Of course cyclingnews isn’t dead but I needed a catchy title. However, I hear one or two people mention every day that they hate the new format and have taken their business elsewhere. Yes, even though cyclingnews is a free service that we all use, your attendance to their website is making them truckloads of money. If you decide to turn elsewhere for your news, this hurts them – a lot. You can bet that advertisers are listening to this backlash and are seeing a direct effect on their traffic and sales. Here is a good example from Competitive Cyclist’s point of view, an online retailer whose ads you frequently see on cyclingnews and velonews:
In the first 6 months of 2009 our referred revenue from cyclingnews.com (i.e. purchases that occur when someone clicks through our ads there and buys something from Competitive Cyclist) has decreased by 40%. During the same period our velonews.com referred revenue has increased by 50%. Mind you, we always run the same ads simultaneously on these two sites, so it’s not a function of the quality of our ads.

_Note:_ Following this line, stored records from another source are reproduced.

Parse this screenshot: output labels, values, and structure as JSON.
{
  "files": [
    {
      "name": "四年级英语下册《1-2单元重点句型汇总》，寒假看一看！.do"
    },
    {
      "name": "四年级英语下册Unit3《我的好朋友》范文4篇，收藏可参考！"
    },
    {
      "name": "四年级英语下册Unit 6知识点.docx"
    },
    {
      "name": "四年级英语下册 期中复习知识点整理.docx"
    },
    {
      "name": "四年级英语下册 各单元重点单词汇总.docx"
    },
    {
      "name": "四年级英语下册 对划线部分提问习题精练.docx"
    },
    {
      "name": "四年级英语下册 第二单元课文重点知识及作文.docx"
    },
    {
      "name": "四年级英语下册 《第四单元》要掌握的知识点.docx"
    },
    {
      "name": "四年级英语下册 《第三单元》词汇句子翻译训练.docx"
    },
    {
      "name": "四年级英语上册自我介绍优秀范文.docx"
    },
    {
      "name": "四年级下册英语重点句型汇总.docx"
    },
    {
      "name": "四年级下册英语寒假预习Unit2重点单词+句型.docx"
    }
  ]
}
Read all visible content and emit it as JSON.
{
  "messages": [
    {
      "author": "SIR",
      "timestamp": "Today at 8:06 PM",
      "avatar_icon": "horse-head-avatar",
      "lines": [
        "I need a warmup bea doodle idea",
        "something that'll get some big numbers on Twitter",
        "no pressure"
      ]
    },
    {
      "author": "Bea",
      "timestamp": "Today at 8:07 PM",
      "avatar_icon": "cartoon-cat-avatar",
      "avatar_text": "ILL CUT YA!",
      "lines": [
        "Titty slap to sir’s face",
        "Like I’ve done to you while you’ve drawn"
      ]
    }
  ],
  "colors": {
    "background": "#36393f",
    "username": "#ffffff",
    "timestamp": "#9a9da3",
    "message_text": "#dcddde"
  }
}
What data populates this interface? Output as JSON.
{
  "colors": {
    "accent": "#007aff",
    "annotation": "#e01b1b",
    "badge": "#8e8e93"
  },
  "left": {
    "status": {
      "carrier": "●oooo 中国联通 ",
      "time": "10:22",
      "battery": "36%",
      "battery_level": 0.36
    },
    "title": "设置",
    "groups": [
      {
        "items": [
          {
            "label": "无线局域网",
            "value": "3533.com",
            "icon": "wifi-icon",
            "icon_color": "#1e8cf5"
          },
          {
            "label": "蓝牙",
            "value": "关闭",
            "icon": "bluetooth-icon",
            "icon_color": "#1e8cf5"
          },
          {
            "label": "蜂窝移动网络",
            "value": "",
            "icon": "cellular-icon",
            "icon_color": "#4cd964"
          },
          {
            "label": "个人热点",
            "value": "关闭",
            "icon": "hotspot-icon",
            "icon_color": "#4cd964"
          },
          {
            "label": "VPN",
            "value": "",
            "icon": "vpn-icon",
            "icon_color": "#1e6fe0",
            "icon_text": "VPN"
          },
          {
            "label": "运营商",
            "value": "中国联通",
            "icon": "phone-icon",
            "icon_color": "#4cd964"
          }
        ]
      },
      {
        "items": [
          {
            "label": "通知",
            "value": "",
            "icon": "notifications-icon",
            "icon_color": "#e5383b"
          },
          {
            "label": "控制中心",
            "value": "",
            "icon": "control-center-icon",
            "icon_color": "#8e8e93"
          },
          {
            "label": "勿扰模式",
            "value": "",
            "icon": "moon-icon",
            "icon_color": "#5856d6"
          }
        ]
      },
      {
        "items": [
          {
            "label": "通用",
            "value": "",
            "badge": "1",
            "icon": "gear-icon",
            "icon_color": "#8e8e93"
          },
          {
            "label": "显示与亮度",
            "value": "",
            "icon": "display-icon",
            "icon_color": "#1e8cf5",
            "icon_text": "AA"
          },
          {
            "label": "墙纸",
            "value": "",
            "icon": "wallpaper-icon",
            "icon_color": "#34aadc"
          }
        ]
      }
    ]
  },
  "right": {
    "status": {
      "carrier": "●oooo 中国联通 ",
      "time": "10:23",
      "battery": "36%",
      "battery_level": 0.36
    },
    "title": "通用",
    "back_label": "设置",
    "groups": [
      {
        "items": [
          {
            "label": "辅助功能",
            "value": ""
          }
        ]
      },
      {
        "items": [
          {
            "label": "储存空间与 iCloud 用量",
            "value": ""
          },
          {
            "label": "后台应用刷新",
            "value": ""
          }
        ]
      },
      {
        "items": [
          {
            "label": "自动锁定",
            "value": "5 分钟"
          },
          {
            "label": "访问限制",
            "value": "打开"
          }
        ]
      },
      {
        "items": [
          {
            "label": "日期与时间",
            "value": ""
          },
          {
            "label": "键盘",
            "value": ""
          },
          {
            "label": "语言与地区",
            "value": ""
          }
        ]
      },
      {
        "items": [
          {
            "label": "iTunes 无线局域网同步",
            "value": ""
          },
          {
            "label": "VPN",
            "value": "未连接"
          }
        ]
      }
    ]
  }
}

Our conclusion based on the money trail is that the shenanigans in the Bike Radar era has driven massive traffic from cyclingnews right into the hands of velonews.com. This is terrible news for cyclingnews, and it suggests that some sort of change had to happen. That change, of course, is their site redesign. We’ll give it 3 months. [Read full...]
The point of this post of course isn’t to start a whinge-session about the new cyclingnews website format, although you can talk about whatever you like here. The point of this post is to talk about the relevance of cyclingnews in the near future.
When twitter was first described to me I was like everyone else – why would I waste my time telling everyone how my ride was in 140 characters? Why would I care what other people are doing? Valid questions, but I hadn’t yet discovered the power of this simple web service. It took me about 100 hours of staring blankly at twitter before I began to comprehend it. Sure, there are a LOT of people out there broadcasting what they had for breakfast and other facts I care nothing about. However, there are a lot of other people out there who broadcast some very useful information. If you have the tools, you can easily filter out the good stuff.
One thing that I’ve discovered about twitter is that people are constantly sending out links about current news and happenings. This includes cycling news, results, articles, product news, commentary, etc. News has become a commodity that’s available in many different places and I no longer need to go to cyclingnews to get my fix. My cycling news now comes to me, via twitter.
The power of Twitter didn’t become obvious to me until I downloaded what’s called a “dashboard”. This is a program that sits on your computer that helps you manage and filter the heaps of noise that comes through on twitter. Tweetdeck, Seesmic, Nambu are a few examples of these twitter dashboards.
These dashboards are great because they allow you to add users to groups and filter the information they broadcast. What information you ask? Cycling information! You can do searches for cycling news and results. For example, I can follow Bradley Wiggins (@bradwiggins) and he’ll let me know directly that he’s releasing his blood bio passport information. I can follow @lancearmstrong and he’ll tell me that he’s got a new girlfriend (like I care). Follow @cyclingtips and I’ll broadcast the race results after every race I’m at. Heaps of different twitter users are continuously sending out links to various news articles and commentary. You can also follow Cyclingnews (@cyclingnewsfeed) and they’ll broadcast the same types things. Almost all the major cycling media outlets have a twitter presence.
I can also get news that cyclingnews doesn’t carry. For example, I’m following a local Aussie cyclist named Richie Porte who is racing in Italy. An incredible up and coming talent, but I never notice him on any English speaking news websites. I follow Richie (@porteye) or filter his name and also see that a guy @matt_conn is reporting his results from a website I’ve never heard of before. BTW, Richie is kicking ass at the Giro delle Valli Cuneesi. He was holding the leader’s jersey until yesterday.
Once you assemble a group of people you want to follow on a subject such as cycling, you can then simply have Twitter search for trends (common things people are talking about) and the news quite naturally bubbles to the top. Right this moment I’m getting cycling headlines delivered from dozens of different sources. I can either scan the titles, do a search on what I’m looking for, or click the “trends” button to see what’s hot. Too easy. If you look at one user’s tweet trail it probably won’t be very interesting nor relevant for the most part. The aggregate of hundreds of tweets and the ability to search, filter and trend is where twitter becomes powerful.
Don’t get me wrong – I do value good journalism and I realize that by reading what someone is twittering I’m only getting part of the story. You don’t want to start establishing facts from twitter without independent sourcing. There’s obviously still a need for credible cycling websites to report the news, however as you start to understand how to extract information out of Twitter your choice of news sources become much wider. You can find a sea of reaction, commentary and links to articles from all over the web. One thing for certain, if cyclingnews doesn’t make their site easier to navigate we’ll all be one step closer to relying on Twitter for our news. Not good for them nor their advertisers.
If you want to follow an interesting guy and his thoughts on social media in cycling, have a peek at his blog: http://kadisco.com